Life after #DuterteSerye
The Filipinos may be ready for Rodrigo Duterte, but he is not ready for the Filipinos. His reluctance to run for the presidency drives home that point. (READ: Duterte not running for president)
We are notorious whiners. We can hardly appreciate the long-term consequences of today's policies. We complain at the slightest inconvenience that we experience. We are a nation of scofflaw, according to Rene Saguisag. We nitpick over small things that only waste our time. We engage in matters that only polarize our country.
Worse, we tend to think small and do small. Until we dare to think big and do big, the National Artist Nick Joaquin said, “we had best stop talking about 'our heritage of greatness' for the national heritage is – let’s face it – a heritage of smallness.”
Duterte cited old age for refusing to give in to the popular call. But I think, it is these flaws in our collective attitude that discourage him.
One may argue that Duterte was able to discipline Davao. He sure can do the same thing in the entire Philippines.
But that is easier said than done. The Philippines is far more unwieldy than Davao City. To replicate the Davao miracle in the entire country is impossible because there was no miracle in the first place. What Davao has accomplished today is an offshoot of a long and painful process, a process that didn't just happen in a span of 6 years – the term of a president.
When Duterte started implementing reforms many years ago, Davaoeños did complain at first.
Consider the firecracker ban. When it was implemented, many called the mayor KJ (killjoy), or the Grinch who stole the Christmas. But after a while, we saw why Duterte is doing what he's been doing to Davao City. Every Christmas and New Year, the casualty in Davao City is almost nil. Now we are every city’s envy.
Consider, too, the criminality in Davao City. According to the list released by Numbeo.com, Davao City was perceived to be the 5th safest city in the world. I swear it’s somehow true. I usually go home late at night, but never have I experienced being robbed or mauled. People can roam around the city anytime, secure in the thought that nothing bad will happen to them. If crime does occur, it is the exception rather than the rule.
Davaoeños attribute all these achievements to Duterte.
At the 17th Founding Anniversary of Volunteers Against Crime and Corruption in July, Duterte was asked how to effectively fight crime.“Ang plano ko, magiging madugo 'yan, kaya 'wag na lang ako, magiging madugo (My plan is that that will be bloody, so I just won’t be bloody),” he replied.
This is classic Duterte. He’s a no-nonsense person. In his world, it’s either you obey him or not. If not, he said, you will leave this world either horizontally or vertically.
I doubt if the Filipinos are ready for that kind of leadership. If Duterte did not run, it’s because, beyond his old age, he is so wise as to see that he would be met with the same resistance that the previous presidents had.
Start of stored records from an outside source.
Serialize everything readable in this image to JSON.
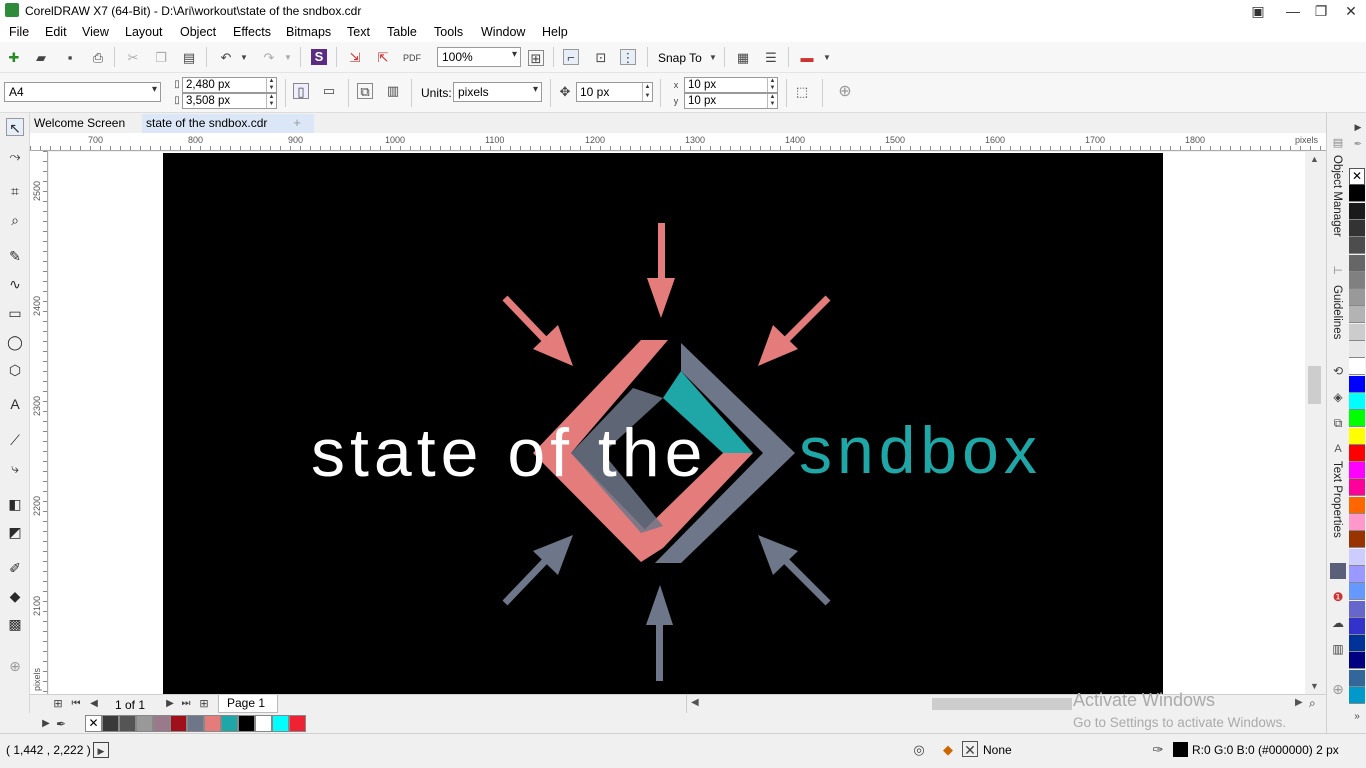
{
  "window": {
    "title": "CorelDRAW X7 (64-Bit) - D:\\Ari\\workout\\state of the sndbox.cdr"
  },
  "menu": [
    "File",
    "Edit",
    "View",
    "Layout",
    "Object",
    "Effects",
    "Bitmaps",
    "Text",
    "Table",
    "Tools",
    "Window",
    "Help"
  ],
  "toolbar": {
    "zoom": "100%",
    "snap_to": "Snap To"
  },
  "property_bar": {
    "page_size": "A4",
    "width": "2,480 px",
    "height": "3,508 px",
    "units_label": "Units:",
    "units": "pixels",
    "nudge": "10 px",
    "dup_x": "10 px",
    "dup_y": "10 px"
  },
  "tabs": [
    {
      "label": "Welcome Screen",
      "active": false
    },
    {
      "label": "state of the sndbox.cdr",
      "active": true
    }
  ],
  "rulers": {
    "horizontal": [
      "700",
      "800",
      "900",
      "1000",
      "1100",
      "1200",
      "1300",
      "1400",
      "1500",
      "1600",
      "1700",
      "1800"
    ],
    "horizontal_unit": "pixels",
    "vertical": [
      "2500",
      "2400",
      "2300",
      "2200",
      "2100"
    ],
    "vertical_unit": "pixels"
  },
  "artwork": {
    "text_left": "state of the",
    "text_right": "sndbox",
    "colors": {
      "background": "#000000",
      "salmon": "#e57c7c",
      "slate": "#6e7789",
      "teal": "#1ea7a6",
      "text": "#ffffff"
    }
  },
  "page_nav": {
    "count": "1 of 1",
    "page_tab": "Page 1"
  },
  "document_palette": [
    "none",
    "#3a3a3a",
    "#555555",
    "#999999",
    "#9a7a8a",
    "#a0101a",
    "#6e7789",
    "#e57c7c",
    "#1ea7a6",
    "#000000",
    "#ffffff",
    "#00ffff",
    "#ee2233"
  ],
  "right_palette": [
    "none",
    "#000000",
    "#1a1a1a",
    "#333333",
    "#4d4d4d",
    "#666666",
    "#808080",
    "#999999",
    "#b3b3b3",
    "#cccccc",
    "#e6e6e6",
    "#ffffff",
    "#0000ff",
    "#00ffff",
    "#00ff00",
    "#ffff00",
    "#ff0000",
    "#ff00ff",
    "#ff0099",
    "#ff6600",
    "#ff99cc",
    "#993300",
    "#ccccff",
    "#9999ff",
    "#6699ff",
    "#6666cc",
    "#3333cc",
    "#003399",
    "#000080",
    "#336699",
    "#0099cc"
  ],
  "dockers": {
    "object_manager": "Object Manager",
    "guidelines": "Guidelines",
    "text_properties": "Text Properties"
  },
  "status": {
    "coords": "( 1,442 , 2,222 )",
    "fill": "None",
    "outline": "R:0 G:0 B:0 (#000000)  2 px"
  },
  "watermark": {
    "line1": "Activate Windows",
    "line2": "Go to Settings to activate Windows."
  }
}
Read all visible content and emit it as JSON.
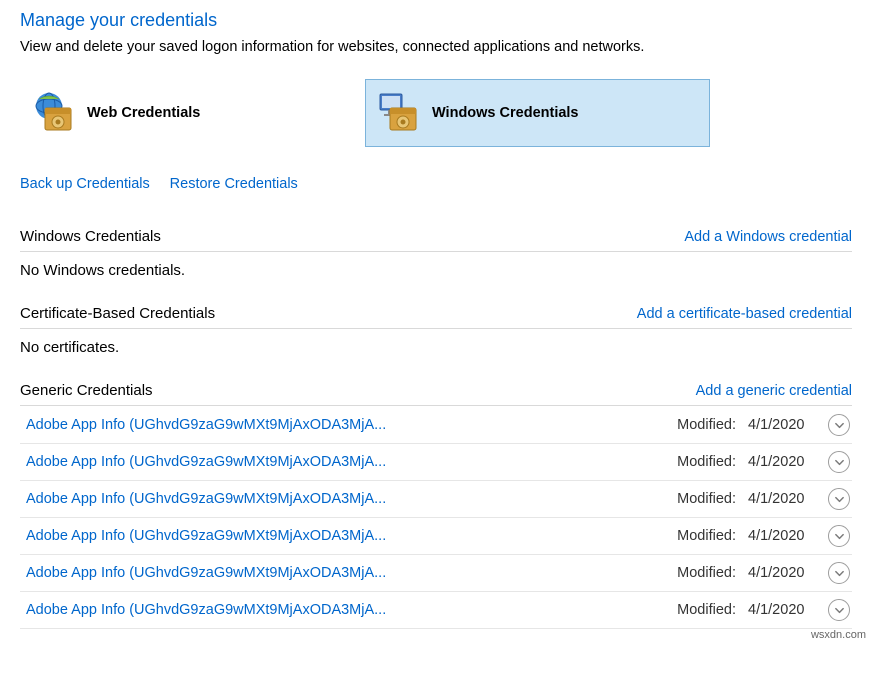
{
  "header": {
    "title": "Manage your credentials",
    "subtitle": "View and delete your saved logon information for websites, connected applications and networks."
  },
  "tabs": {
    "web": {
      "label": "Web Credentials",
      "selected": false
    },
    "windows": {
      "label": "Windows Credentials",
      "selected": true
    }
  },
  "action_links": {
    "backup": "Back up Credentials",
    "restore": "Restore Credentials"
  },
  "sections": {
    "windows": {
      "title": "Windows Credentials",
      "add_link": "Add a Windows credential",
      "empty": "No Windows credentials."
    },
    "cert": {
      "title": "Certificate-Based Credentials",
      "add_link": "Add a certificate-based credential",
      "empty": "No certificates."
    },
    "generic": {
      "title": "Generic Credentials",
      "add_link": "Add a generic credential",
      "modified_label": "Modified:",
      "items": [
        {
          "name": "Adobe App Info (UGhvdG9zaG9wMXt9MjAxODA3MjA...",
          "date": "4/1/2020"
        },
        {
          "name": "Adobe App Info (UGhvdG9zaG9wMXt9MjAxODA3MjA...",
          "date": "4/1/2020"
        },
        {
          "name": "Adobe App Info (UGhvdG9zaG9wMXt9MjAxODA3MjA...",
          "date": "4/1/2020"
        },
        {
          "name": "Adobe App Info (UGhvdG9zaG9wMXt9MjAxODA3MjA...",
          "date": "4/1/2020"
        },
        {
          "name": "Adobe App Info (UGhvdG9zaG9wMXt9MjAxODA3MjA...",
          "date": "4/1/2020"
        },
        {
          "name": "Adobe App Info (UGhvdG9zaG9wMXt9MjAxODA3MjA...",
          "date": "4/1/2020"
        }
      ]
    }
  },
  "watermark": "wsxdn.com"
}
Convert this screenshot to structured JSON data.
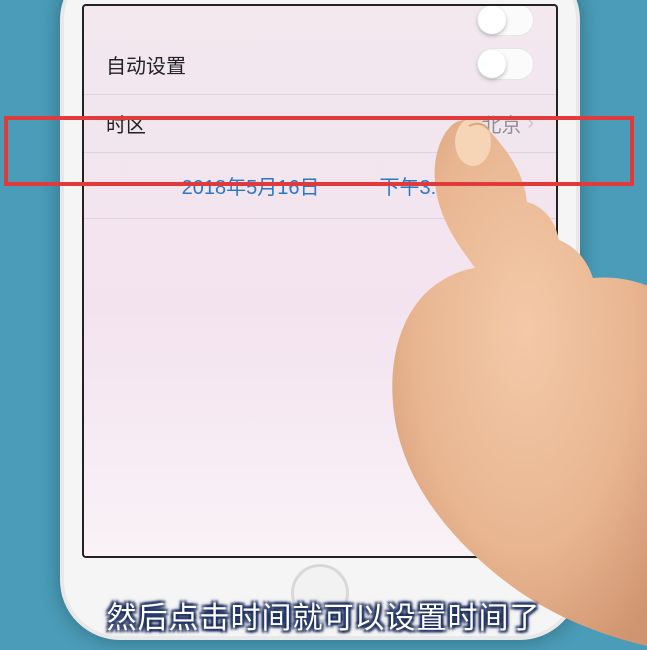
{
  "settings": {
    "auto_set": {
      "label": "自动设置",
      "enabled": false
    },
    "timezone": {
      "label": "时区",
      "value": "北京"
    },
    "datetime": {
      "date": "2018年5月16日",
      "time": "下午3:24"
    }
  },
  "subtitle": "然后点击时间就可以设置时间了",
  "icons": {
    "chevron": "›"
  }
}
He knew that what he did in Davao could not be done in the Philippines within 6 years. It took a long time to transform Davao.
On the last day of filing of certificate of candidacy, many were still hoping that Duterte would change his mind. But he stood by his decision. It crushed not a few people’s hearts. People expressed dismay in social media for being #Dutertezoned, which means Duterte just saw the people’s clamor but didn’t bother to respond.
As the #Duterteserye ends, there’s no reason to be hopeless. Let's not be devastated as if our country is already doomed. Let's not pin so much high hopes on a president, let alone on Duterte.
The president may be the country's leader, and with the immense power and influence that he wields, he can steer this country for better or worse. But he's just one of the actors in the story of our democracy.
I refuse to believe that Duterte is this country’s last best hope. We also play a big role in making this story come to life, for to borrow Jose P. Laurel’s words, each one of us is “a particle of popular sovereignty” and “the ultimate source of established authority.” – Rappler.com
Arvin Antonio OrtizI is a full-time high school teacher at the Basic Education Department of Holy Cross of Davao College. He is also a senior law student at the University of Mindanao College of Legal Education.